Christine Elliott met with Doug Ford on Sunday evening to congratulate him on his narrow win in the race to lead Ontario’s Progressive Conservative party. (Photo by THE CANADIAN PRESS)

Ontario wins stay on ruling that struck down council-cutting plan

The province had argued the stay was necessary to eliminate uncertainty surrounding the Oct. 22 vote, and the Court of Appeal agreed.

Ontario’s top court has stayed a ruling that upended the provincial government’s plans to cut Toronto city council in the middle of a municipal election.

The legal victory for the Progressive Conservative government means city staff can immediately focus on planning for an election using 25 wards and abandon the 47-ward model that was revived by the lower court’s decision.

It also means the government won’t have to immediately move forward with reintroduced council-cutting legislation that invoked a constitutional provision known as the notwithstanding clause to override the lower court ruling.

The province had argued the stay was necessary to eliminate uncertainty surrounding the Oct. 22 vote, and the Court of Appeal agreed.

“It is not in the public interest to permit the impending election to proceed on the basis of a dubious ruling that invalidates legislation duly passed by the legislature,” the three-judge panel wrote.

The appeal court rejected arguments from those opposed to the stay that the province was responsible for the chaos surrounding the election and thus shouldn’t be granted relief.

“We do not accept the respondents’ submission that, because Ontario exercised its legislative authority to enact Bill 5, it does not have ‘clean hands’ and should not be entitled to the equitable relief of a stay from this court,” the panel wrote.

Ontario Premier Doug Ford to slash size of Toronto city council nearly by half

An Ontario judge last week found that the province’s Bill 5, which reduced Toronto city council to 25 seats from 47, violated freedom of expression rights for candidates and voters.

Premier Doug Ford contested the ruling and took the unprecedented step of invoking the notwithstanding clause in reintroduced legislation to push through with his plan.

The new bill won’t be up for a final vote until Thursday at the earliest, and the province’s lawyers said legislators wouldn’t move forward with the vote if the stay was granted.

The province is also appealing the lower court ruling and lawyers said the case could be heard on an expedited basis in order to resolve the issue before a new council is sworn in on Dec. 1.

In their decision Wednesday, the judges weighing the stay said they believe the decision to strike down Bill 5 will be overturned on appeal.

“The question for the courts is not whether Bill 5 is unfair but whether it is unconstitutional,” they wrote.

“On that crucial question, we have concluded that there is a strong likelihood that application judge erred in law and that the Attorney General’s appeal to this court will succeed.”

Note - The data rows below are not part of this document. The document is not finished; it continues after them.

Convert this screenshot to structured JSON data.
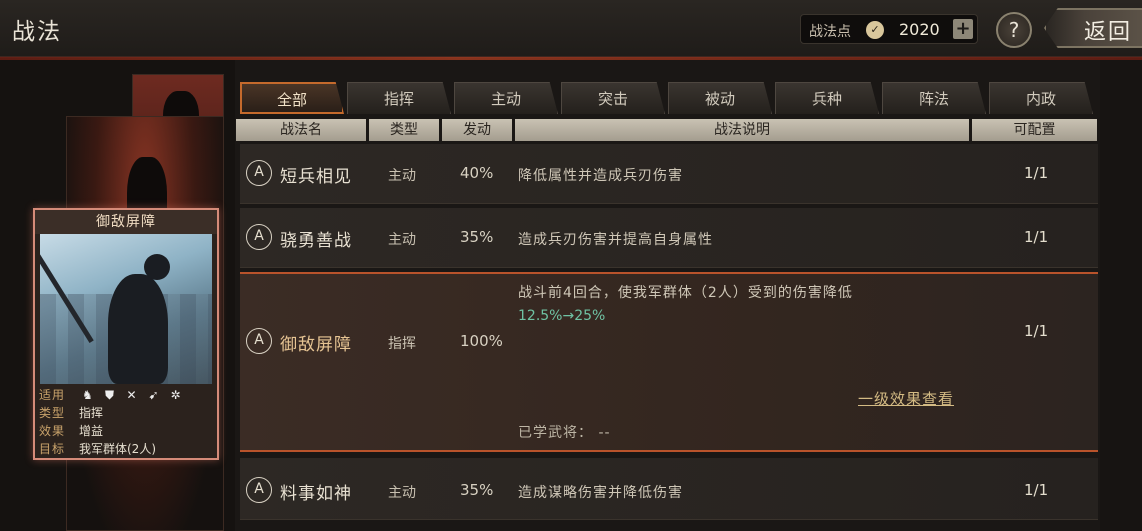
{
  "header": {
    "title": "战法",
    "points_label": "战法点",
    "points_icon": "✓",
    "points_value": "2020",
    "plus_label": "+",
    "help_label": "?",
    "back_label": "返回"
  },
  "card": {
    "name": "御敌屏障",
    "suit_label": "适用",
    "suit_icons": [
      "cavalry-icon",
      "shield-icon",
      "bow-icon",
      "spear-icon",
      "wheel-icon"
    ],
    "suit_glyphs": [
      "♞",
      "⛊",
      "✕",
      "➹",
      "✲"
    ],
    "info": [
      {
        "key": "类型",
        "value": "指挥"
      },
      {
        "key": "效果",
        "value": "增益"
      },
      {
        "key": "目标",
        "value": "我军群体(2人)"
      }
    ]
  },
  "tabs": [
    "全部",
    "指挥",
    "主动",
    "突击",
    "被动",
    "兵种",
    "阵法",
    "内政"
  ],
  "active_tab": 0,
  "columns": [
    "战法名",
    "类型",
    "发动",
    "战法说明",
    "可配置"
  ],
  "skills": [
    {
      "badge": "A",
      "name": "短兵相见",
      "type": "主动",
      "rate": "40%",
      "desc": "降低属性并造成兵刃伤害",
      "slots": "1/1"
    },
    {
      "badge": "A",
      "name": "骁勇善战",
      "type": "主动",
      "rate": "35%",
      "desc": "造成兵刃伤害并提高自身属性",
      "slots": "1/1"
    },
    {
      "badge": "A",
      "name": "御敌屏障",
      "type": "指挥",
      "rate": "100%",
      "desc": "战斗前4回合，使我军群体（2人）受到的伤害降低",
      "desc2": "12.5%→25%",
      "slots": "1/1",
      "link": "一级效果查看",
      "learned": "已学武将：  --"
    },
    {
      "badge": "A",
      "name": "料事如神",
      "type": "主动",
      "rate": "35%",
      "desc": "造成谋略伤害并降低伤害",
      "slots": "1/1"
    }
  ]
}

Paola Loriggio, The Canadian Press

Like us on Facebook and follow us on Twitter.

Just Posted

Australian gold mining giant acquires Red Chris mine

Newcrest now owns 70 per cent of the mine south of Iskut and operatorship

B.C. sockeye returns drop as official calls 2019 ‘extremely challenging’

Federal government says officials are seeing the same thing off Alaska and Washington state

Teen sexually assaulted at Radley Beach

A sexual assault took place at Radley Beach in Burns Lake on… Continue reading

Topley 4-H helps Landon

This year the Topley 4-H Club will be auctioning off a steer… Continue reading

4-H club to raise money for Houston teen

The Houston teen is fighting bone cancer

New police force in Surrey must avoid VPD, RCMP errors made in Pickton case: Oppal

Boots are scheduled to be on the ground by spring 2021

Conan turns to the Property Brothers for tips on buying Greenland

Jonathan Scott suggests removing glaciers and mountains to bring in ‘more natural light’

Forests minister visits B.C. town rocked by multiple mill shutdowns

A third of Mackenzie turns out for rally, not much to cheer about

B.C. music teacher accused of sexual misconduct involving girls

Police believe other victims could be out there after the arrest of Lamar Victor Alviar

B.C. family stranded in Croatia desperate to come home

Funds being raised to bring back mom and two children

B.C. man on trial for daughters’ murders says an intruder broke in

Andrew Berry takes stand in his defense for December 2017 deaths of young daughters

‘Plenty of time for a deal’: Teachers’ union expects kids back in school on Sept. 3

BCTF says class size, composition at the heart of the issue

Province funds new shuttle buses for 13 B.C. senior centres

Activity, socializing helps maintain health, Adrian Dix says

Most Read